The lead singer of The Cars has died at the age of 75 after being found 'unconscious and unresponsive' in his Manhattan townhouse. Ric Ocasek was disc
The lead singer of The Cars has died at the age of 75 after being found ‘unconscious and unresponsive’ in his Manhattan townhouse.
Ric Ocasek was discovered by estranged wife Paulina Porizkova at around 4.14pm inside his Gramercy Park home in New York, Page Six reported.
The frontman was pronounced dead at the scene and appeared to have died from natural causes.
An NYPD spokesperson told DailyMail.com that Ocasek was 75 years old at the time he died, other reports have suggested he was 70.
Ocasek and band The Cars were inducted into the Rock and Roll Hall of Fame in April last year.
They were described as ‘hook-savvy with the perfect combo of new wave and classic rock,’ by the institution.
Ric Ocasek (left) was pronounced dead in his Gramercy Park townhouse in Manhattan, New York, at the age of 75. He found by estranged wife and supermodel Paulina Porizkova in ‘unconscious and unresponsive’
(Pictured L:R) David Robinson, Ric Ocasek, Elliot Easton and Greg Hawkes of The Cars at the 33rd Annual Rock & Roll Hall of Fame Induction Ceremony at Public Auditorium in Cleveland, Ohio
Ocasek was found dead at around 4.14pm in his Gramercy Park home (above) in New York
At the time Ocasek told Rolling Stone: ‘It’s certainly a wonderful feeling to be accepted by peers and you see the people that are in the Rock and Roll Hall of Fame, who gets inducted, it’s a positive feeling that you get.’
The band originated in Boston in 1976 and two years later released their self-titled album which shot them to fame with hits that included ‘My Best Friend’s Girl.’
Ric Ocasek during his sophomore year at Maple Heights High School in Ohio, in 1961
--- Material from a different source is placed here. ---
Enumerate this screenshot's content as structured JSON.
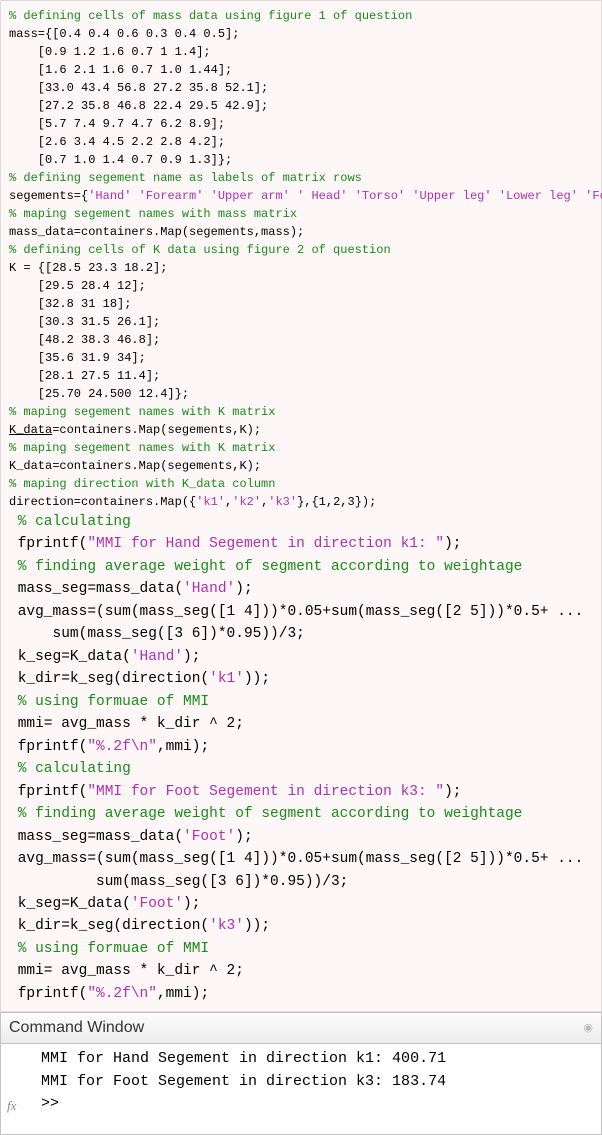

Members included: Ocasek, Elliot Easton, Greg Hawkes, Benjamin Orr, David Robinson.
They produced six records from the 1978 to 1987 of which there were 13 top-40 singles.
In 1984 they won MTV’s Video of the Year award for the song ‘You Might Think’ from their fifth album.
The band are most known for their song ‘Drive’ being used as the soundtrack for a CBS video for Live Aid that showed the horrors of famine in Ethiopia.
The film was broadcast to around 100,000 people inside the John F. Kennedy stadium in Philadelphia, Pennsylvania, on July 13, 1985.
The emotional footage showed severely malnourished and emaciated children and parents while the synth pop-rock track played beneath it. The video was later replayed at Live 8 in 2005.
The band broke up in the late 80s when Ocasek embarked on a solo career.
After a long hiatus until 2011, The Cars released a new album called ‘Move Like This.’
This was the first album they put out without bassist Orr who died at the age of 53 after being diagnosed with pancreatic cancer in 2000.
The Cars released six records between the years of 1978 to 1987 (pictured L-R. Ric Ocasek, Elliot Easton, Greg Hawkes, Benjamin Orr, David Robinson)
Ocasek’s estranged wife Porizkova, a former Czechoslovakian supermodel, released the following statement after the pair split last year (above)
Ocasek recently listed his home on East 19 street in Manhattan for sale at over $15 million, after he and Porizkova announced their split in 2018.
The couple, who were together for 28 years, had two children together.
At the time she wrote on Instagram: ‘Our family always has been – and still is – a well-built car. When the four of us are together, we can go wherever the road takes us.
‘But as a bicycle, my husband and I no longer pedal in unison. So we’re ditching the bike.
‘The love we have for one another is so wide and deep it’s practically tangible, and that sort of love can never disappear.’
The musician previously listed songwriters who initially inspired him, which including Buddy Holly, Little Richard and Gene Vincent, to the Vinyl District.
Ocasek said: ‘When the ‘60s came, of course I loved The Beatles, but I also loved the Velvet Underground, Captain Beefheart, and Frank Zappa.
‘I certainly always loved a good pop song. I always liked great songs, and it didn’t matter if it was from the Carpenters or Lou Reed. As long as they were done well and they weren’t corny or fake.’
Tributes are pouring in for the deceased musician on Twitter.
Fans shared their memories of the ‘Drive’ singer, famously heard beneath a Live Aid montage
One mourner called him ‘one of the most influential bands in music’
TV personality Nigel Barker remembered a moment he was able to meet Ocasek
Another fan said Ocasek and the band ‘brightened quite a few otherwise ugly days’
One film critic said tit was impossible to think of their senior year without his music
American television critic and Pulitzer Prize recipient Nussbaum remembered the star
Some recalled what an integral part Ocasek was in their childhood
One fan shared a passage that claimed Ocasek allowed them take home random stacks of records
Other mourners shared photographs of some of their treasured records including ones by Ocasek and The Cars